Aim of the exercise -> In the listing below, pick out lines with "Marla".

━━━━━ Records for this task

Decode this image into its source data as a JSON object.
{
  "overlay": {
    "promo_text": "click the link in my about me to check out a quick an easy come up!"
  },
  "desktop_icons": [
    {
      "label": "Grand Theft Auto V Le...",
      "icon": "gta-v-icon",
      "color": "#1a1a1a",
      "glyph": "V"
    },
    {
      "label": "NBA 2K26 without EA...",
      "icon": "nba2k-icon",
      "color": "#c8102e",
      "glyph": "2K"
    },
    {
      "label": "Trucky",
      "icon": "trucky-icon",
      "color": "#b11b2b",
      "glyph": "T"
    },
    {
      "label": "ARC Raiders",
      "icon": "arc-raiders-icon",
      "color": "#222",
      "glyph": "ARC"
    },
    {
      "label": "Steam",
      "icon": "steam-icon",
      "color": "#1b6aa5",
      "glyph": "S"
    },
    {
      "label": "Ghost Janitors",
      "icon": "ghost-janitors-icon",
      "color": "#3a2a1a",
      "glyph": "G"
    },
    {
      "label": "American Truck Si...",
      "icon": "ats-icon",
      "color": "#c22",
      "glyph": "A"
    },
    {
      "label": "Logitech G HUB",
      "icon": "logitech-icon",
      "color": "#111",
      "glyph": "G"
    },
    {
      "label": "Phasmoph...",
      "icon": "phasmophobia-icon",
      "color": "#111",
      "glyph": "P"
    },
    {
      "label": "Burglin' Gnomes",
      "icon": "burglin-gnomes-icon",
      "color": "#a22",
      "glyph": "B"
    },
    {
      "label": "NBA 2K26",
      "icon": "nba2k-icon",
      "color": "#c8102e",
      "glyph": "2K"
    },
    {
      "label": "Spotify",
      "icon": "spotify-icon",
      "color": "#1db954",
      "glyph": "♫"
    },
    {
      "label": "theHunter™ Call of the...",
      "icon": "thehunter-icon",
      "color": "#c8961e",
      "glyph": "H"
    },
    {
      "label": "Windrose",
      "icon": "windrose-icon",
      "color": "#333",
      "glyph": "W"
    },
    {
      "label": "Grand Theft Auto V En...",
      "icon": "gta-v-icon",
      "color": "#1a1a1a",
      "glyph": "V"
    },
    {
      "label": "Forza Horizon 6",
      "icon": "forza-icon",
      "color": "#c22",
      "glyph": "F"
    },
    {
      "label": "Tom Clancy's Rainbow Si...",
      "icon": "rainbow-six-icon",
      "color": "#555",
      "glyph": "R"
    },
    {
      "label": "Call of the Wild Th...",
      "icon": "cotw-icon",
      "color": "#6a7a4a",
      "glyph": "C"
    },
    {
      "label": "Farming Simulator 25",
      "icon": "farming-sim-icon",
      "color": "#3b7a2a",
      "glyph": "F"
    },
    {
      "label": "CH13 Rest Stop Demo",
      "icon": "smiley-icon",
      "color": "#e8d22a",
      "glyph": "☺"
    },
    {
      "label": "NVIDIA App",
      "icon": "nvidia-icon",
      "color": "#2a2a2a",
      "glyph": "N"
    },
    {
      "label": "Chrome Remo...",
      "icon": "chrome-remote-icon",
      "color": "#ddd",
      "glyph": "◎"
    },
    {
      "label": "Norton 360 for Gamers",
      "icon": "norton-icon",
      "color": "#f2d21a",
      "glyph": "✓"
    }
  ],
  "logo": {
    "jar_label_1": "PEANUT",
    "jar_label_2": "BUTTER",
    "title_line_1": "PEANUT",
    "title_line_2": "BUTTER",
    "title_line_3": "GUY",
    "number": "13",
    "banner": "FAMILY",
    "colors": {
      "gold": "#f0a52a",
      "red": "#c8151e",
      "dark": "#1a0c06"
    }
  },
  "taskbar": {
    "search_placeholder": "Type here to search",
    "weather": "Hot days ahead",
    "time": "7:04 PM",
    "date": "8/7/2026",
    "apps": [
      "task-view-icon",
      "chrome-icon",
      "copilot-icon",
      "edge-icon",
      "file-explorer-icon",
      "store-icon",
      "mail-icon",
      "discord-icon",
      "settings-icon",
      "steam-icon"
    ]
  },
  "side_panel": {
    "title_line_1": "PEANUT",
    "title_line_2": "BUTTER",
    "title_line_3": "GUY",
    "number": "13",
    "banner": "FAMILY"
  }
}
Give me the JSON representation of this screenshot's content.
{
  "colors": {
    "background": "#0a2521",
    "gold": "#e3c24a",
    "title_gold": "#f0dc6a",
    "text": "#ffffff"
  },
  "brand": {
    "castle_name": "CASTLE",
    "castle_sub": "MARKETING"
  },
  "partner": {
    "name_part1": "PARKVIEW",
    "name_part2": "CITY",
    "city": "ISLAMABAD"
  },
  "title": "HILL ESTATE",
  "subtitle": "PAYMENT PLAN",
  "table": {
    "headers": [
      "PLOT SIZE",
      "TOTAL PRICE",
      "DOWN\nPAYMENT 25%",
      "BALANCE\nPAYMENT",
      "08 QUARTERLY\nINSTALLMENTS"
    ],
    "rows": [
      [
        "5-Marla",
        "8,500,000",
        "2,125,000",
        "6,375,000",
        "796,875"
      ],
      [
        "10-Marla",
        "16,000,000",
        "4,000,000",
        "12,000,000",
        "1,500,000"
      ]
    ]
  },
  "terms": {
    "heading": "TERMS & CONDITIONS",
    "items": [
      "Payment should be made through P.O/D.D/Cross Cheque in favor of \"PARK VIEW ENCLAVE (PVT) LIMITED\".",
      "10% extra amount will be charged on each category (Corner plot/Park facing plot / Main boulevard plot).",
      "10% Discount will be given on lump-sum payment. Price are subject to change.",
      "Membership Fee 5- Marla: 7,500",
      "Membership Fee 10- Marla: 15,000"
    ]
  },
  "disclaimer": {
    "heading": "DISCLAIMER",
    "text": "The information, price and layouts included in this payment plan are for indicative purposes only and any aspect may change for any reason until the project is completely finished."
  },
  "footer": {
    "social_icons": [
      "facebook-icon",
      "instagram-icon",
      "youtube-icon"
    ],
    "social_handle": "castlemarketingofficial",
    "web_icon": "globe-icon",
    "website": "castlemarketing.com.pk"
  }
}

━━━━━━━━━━

Task response ->
        "5-Marla",
        "10-Marla",
      "Membership Fee 5- Marla: 7,500",
      "Membership Fee 10- Marla: 15,000"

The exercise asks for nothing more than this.